◆ **Data for this task**
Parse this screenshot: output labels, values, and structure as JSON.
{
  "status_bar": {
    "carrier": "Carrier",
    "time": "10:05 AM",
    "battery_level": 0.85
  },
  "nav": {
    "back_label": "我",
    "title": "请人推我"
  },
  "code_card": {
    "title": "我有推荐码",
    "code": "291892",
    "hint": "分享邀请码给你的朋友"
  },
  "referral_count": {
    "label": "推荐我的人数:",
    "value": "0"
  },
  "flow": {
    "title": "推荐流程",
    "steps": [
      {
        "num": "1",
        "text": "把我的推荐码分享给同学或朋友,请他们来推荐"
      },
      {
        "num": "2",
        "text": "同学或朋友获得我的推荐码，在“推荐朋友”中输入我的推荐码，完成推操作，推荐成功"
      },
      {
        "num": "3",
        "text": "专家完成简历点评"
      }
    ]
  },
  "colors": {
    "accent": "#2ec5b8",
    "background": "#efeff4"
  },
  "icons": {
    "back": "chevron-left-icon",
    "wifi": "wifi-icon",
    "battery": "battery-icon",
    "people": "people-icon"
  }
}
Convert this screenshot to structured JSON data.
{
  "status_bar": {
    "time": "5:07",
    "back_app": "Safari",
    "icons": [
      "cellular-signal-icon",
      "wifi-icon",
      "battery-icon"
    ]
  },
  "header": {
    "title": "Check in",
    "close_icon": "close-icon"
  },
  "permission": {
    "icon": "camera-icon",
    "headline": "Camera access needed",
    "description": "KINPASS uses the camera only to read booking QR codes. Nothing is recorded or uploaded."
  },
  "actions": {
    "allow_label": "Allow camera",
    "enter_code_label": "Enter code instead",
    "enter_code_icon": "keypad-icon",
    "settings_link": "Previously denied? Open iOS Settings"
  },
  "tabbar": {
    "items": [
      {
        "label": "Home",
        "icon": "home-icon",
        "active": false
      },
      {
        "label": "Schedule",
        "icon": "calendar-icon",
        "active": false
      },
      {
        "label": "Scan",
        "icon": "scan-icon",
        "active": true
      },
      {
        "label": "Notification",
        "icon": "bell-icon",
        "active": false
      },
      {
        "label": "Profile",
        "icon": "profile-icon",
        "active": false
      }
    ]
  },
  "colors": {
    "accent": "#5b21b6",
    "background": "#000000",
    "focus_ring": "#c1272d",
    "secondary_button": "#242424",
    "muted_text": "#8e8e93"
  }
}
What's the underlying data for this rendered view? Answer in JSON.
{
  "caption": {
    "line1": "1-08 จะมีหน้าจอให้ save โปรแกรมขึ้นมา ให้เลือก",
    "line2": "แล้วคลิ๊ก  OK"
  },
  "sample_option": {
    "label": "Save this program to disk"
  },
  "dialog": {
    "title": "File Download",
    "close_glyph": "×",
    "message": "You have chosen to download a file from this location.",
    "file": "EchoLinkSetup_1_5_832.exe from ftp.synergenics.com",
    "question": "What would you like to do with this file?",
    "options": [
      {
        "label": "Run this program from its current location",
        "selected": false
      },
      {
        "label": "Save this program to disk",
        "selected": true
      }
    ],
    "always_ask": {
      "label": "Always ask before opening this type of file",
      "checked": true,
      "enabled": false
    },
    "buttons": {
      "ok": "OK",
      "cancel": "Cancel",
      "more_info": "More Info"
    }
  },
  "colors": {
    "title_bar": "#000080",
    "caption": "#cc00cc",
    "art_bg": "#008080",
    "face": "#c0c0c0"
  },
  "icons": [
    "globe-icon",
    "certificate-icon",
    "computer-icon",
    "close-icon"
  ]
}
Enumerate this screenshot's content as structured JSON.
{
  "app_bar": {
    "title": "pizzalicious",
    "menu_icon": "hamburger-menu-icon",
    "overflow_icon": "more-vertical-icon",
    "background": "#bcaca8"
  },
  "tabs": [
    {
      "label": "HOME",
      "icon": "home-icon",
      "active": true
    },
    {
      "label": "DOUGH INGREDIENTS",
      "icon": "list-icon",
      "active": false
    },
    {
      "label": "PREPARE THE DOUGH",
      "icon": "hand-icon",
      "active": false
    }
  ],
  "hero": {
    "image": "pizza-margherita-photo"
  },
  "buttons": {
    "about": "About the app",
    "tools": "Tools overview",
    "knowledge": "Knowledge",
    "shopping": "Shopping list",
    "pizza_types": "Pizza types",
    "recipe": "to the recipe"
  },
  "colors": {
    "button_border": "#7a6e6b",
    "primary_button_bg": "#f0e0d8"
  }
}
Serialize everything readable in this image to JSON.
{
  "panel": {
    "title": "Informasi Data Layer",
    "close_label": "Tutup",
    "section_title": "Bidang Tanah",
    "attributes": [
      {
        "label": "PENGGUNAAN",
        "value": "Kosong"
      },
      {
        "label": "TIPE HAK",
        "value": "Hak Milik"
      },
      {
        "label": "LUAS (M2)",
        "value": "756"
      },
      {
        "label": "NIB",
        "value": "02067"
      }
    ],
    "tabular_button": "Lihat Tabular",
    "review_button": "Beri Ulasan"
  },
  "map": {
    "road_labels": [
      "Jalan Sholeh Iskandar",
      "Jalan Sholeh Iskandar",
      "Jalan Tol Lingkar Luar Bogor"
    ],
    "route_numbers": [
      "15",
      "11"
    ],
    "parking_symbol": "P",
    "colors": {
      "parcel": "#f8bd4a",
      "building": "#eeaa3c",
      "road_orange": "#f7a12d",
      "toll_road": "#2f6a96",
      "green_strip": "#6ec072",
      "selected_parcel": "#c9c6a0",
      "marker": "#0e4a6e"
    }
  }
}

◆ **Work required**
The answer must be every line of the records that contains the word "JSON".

◆ **Solution to this problem**
Parse this screenshot: output labels, values, and structure as JSON.
Convert this screenshot to structured JSON data.
What's the underlying data for this rendered view? Answer in JSON.
Enumerate this screenshot's content as structured JSON.
Serialize everything readable in this image to JSON.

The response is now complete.